The school district is also seeing students dramatically improve in scores as they move from one grade level to the next, a fact that’s easy to miss while sorting through the pages of raw test scores.
For instance, fifth graders at Avon Elementary scored 47 percent proficiency this year on the reading test, while those same students scored only 24 percent proficiency as fourth-graders. About 76 percent of 10th graders at Eagle Valley High School were proficient in reading this year, while those same students scored 70 percent proficiency when they were ninth-graders.
Grade to grade jumps like these were seen across the district, which is a good indication that when kids stay in the school district, they’ll make big improvements, Gass said.
“When you look at kids who have been in our district three years or longer, they continue to do well,” Gass said.
The top performing schools in the school district were Brush Creek Elementary and the Eagle County Charter Academy. Both schools blew away state-level scores in reading, writing, math and science this year and overall performed better than all other Eagle County Schools. However, both schools have the highest percentage of English-proficient students in the district.
One hundred percent of English proficient fifth-graders at Eagle Valley Elementary School scored proficient or advanced on the reading test.
Fourth graders at Red Hill Elementary improved reading scores from 53 percent to 73 percent proficient or advanced, and fifth-graders improved from 61 percent to 73 percent. Fourth-graders at Red Hill also improved their writing scores by 17 points.
Middle school students made a big jump in reading. Last year, only 59 percent of sixth, seventh- and eighth-graders scored proficient or advanced in reading. This year, it was 70 percent, three points better than the state average.
English-proficient sixth-graders at Eagle Valley Middle School as well as English-proficient seventh-graders at Gypsum Creek Middle School scored 90 percent proficient or advanced in reading.
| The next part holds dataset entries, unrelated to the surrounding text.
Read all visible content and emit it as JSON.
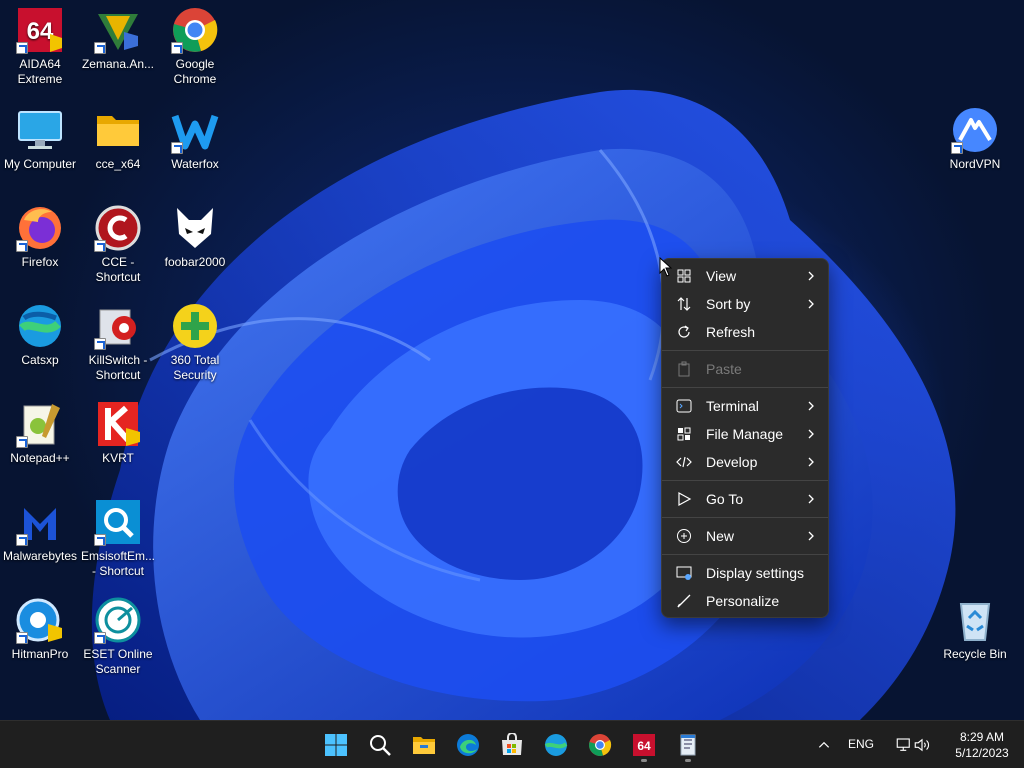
{
  "desktop_icons": [
    {
      "label": "AIDA64\nExtreme",
      "icon": "aida64-icon"
    },
    {
      "label": "Zemana.An...",
      "icon": "zemana-icon"
    },
    {
      "label": "Google\nChrome",
      "icon": "chrome-icon"
    },
    {
      "label": "My Computer",
      "icon": "monitor-icon"
    },
    {
      "label": "cce_x64",
      "icon": "folder-icon"
    },
    {
      "label": "Waterfox",
      "icon": "waterfox-icon"
    },
    {
      "label": "NordVPN",
      "icon": "nordvpn-icon"
    },
    {
      "label": "Firefox",
      "icon": "firefox-icon"
    },
    {
      "label": "CCE -\nShortcut",
      "icon": "cce-icon"
    },
    {
      "label": "foobar2000",
      "icon": "foobar-icon"
    },
    {
      "label": "Catsxp",
      "icon": "catsxp-icon"
    },
    {
      "label": "KillSwitch -\nShortcut",
      "icon": "killswitch-icon"
    },
    {
      "label": "360 Total\nSecurity",
      "icon": "360-security-icon"
    },
    {
      "label": "Notepad++",
      "icon": "notepadpp-icon"
    },
    {
      "label": "KVRT",
      "icon": "kvrt-icon"
    },
    {
      "label": "Malwarebytes",
      "icon": "malwarebytes-icon"
    },
    {
      "label": "EmsisoftEm...\n- Shortcut",
      "icon": "emsisoft-icon"
    },
    {
      "label": "HitmanPro",
      "icon": "hitmanpro-icon"
    },
    {
      "label": "ESET Online\nScanner",
      "icon": "eset-icon"
    },
    {
      "label": "Recycle Bin",
      "icon": "recycle-bin-icon"
    }
  ],
  "context_menu": {
    "items": [
      {
        "label": "View",
        "icon": "grid-icon",
        "submenu": true
      },
      {
        "label": "Sort by",
        "icon": "sort-icon",
        "submenu": true
      },
      {
        "label": "Refresh",
        "icon": "refresh-icon",
        "submenu": false
      },
      {
        "label": "Paste",
        "icon": "paste-icon",
        "submenu": false,
        "disabled": true
      },
      {
        "label": "Terminal",
        "icon": "terminal-icon",
        "submenu": true
      },
      {
        "label": "File Manage",
        "icon": "apps-icon",
        "submenu": true
      },
      {
        "label": "Develop",
        "icon": "code-icon",
        "submenu": true
      },
      {
        "label": "Go To",
        "icon": "play-outline-icon",
        "submenu": true
      },
      {
        "label": "New",
        "icon": "plus-circle-icon",
        "submenu": true
      },
      {
        "label": "Display settings",
        "icon": "display-icon",
        "submenu": false
      },
      {
        "label": "Personalize",
        "icon": "brush-icon",
        "submenu": false
      }
    ]
  },
  "taskbar": {
    "apps": [
      "start-icon",
      "search-icon",
      "file-explorer-icon",
      "edge-icon",
      "store-icon",
      "catsxp-icon",
      "chrome-icon",
      "aida64-icon",
      "notepad-icon"
    ],
    "language": "ENG",
    "time": "8:29 AM",
    "date": "5/12/2023"
  },
  "colors": {
    "accent": "#1a63d6",
    "menu_bg": "#2b2b2b",
    "taskbar_bg": "#1f1f1f"
  }
}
Berry Creek Middle School English-proficient sixth-graders scored 85 percent proficient or advanced in reading.
In addition, Eagle Valley High School and Battle Mountain High School English-proficient 10th-graders scored 81 and 80 percent, respectively.
Students at the county and state level have always performed poorly at middle school and high school math, and this year was no different.
An example: only 32 percent of 10th-graders and 37 percent of English proficient 10th-graders met the district’s goal ” a slight improvement over last year but still far below the district’s goal.
The likely reasons students across the board perform poorly on the math test is that it’s a rigorous and difficult test, for one, but it also tests a student’s ability to read and understand the problems, Gass said.
Students typically struggle with the writing portion of the CSAP as well. Only fifth-graders proficient in English met the district’s goal.
Eberts said the school district would be working hard this year to figure out new ways of incorporating writing into other lessons. It’s difficult enough for adults to explain themselves on paper, and it’s difficult for kids as well, she said. The more practice they get, the better they’ll be.
For instance, instead of assigning 20 algebra problems to a student, a teacher could assign two and then ask the student to write about how they solved them.
Generally, the poorest performing schools also have the highest percentage of students with limited English skills. Schools with excellent scores generally have very low percentages of students with limited English skills.
Low scores all around were seen at Avon Elementary, Edwards Elementary, Meadow Mountain Elementary and Gypsum Elementary, which all have close to or more than 50 percent of their students struggling with English.
At the same time, all those schools showed improvements this year over last year.
Staff Writer Matt Terrell can be reached at 970-748-2955 or firstname.lastname@example.org.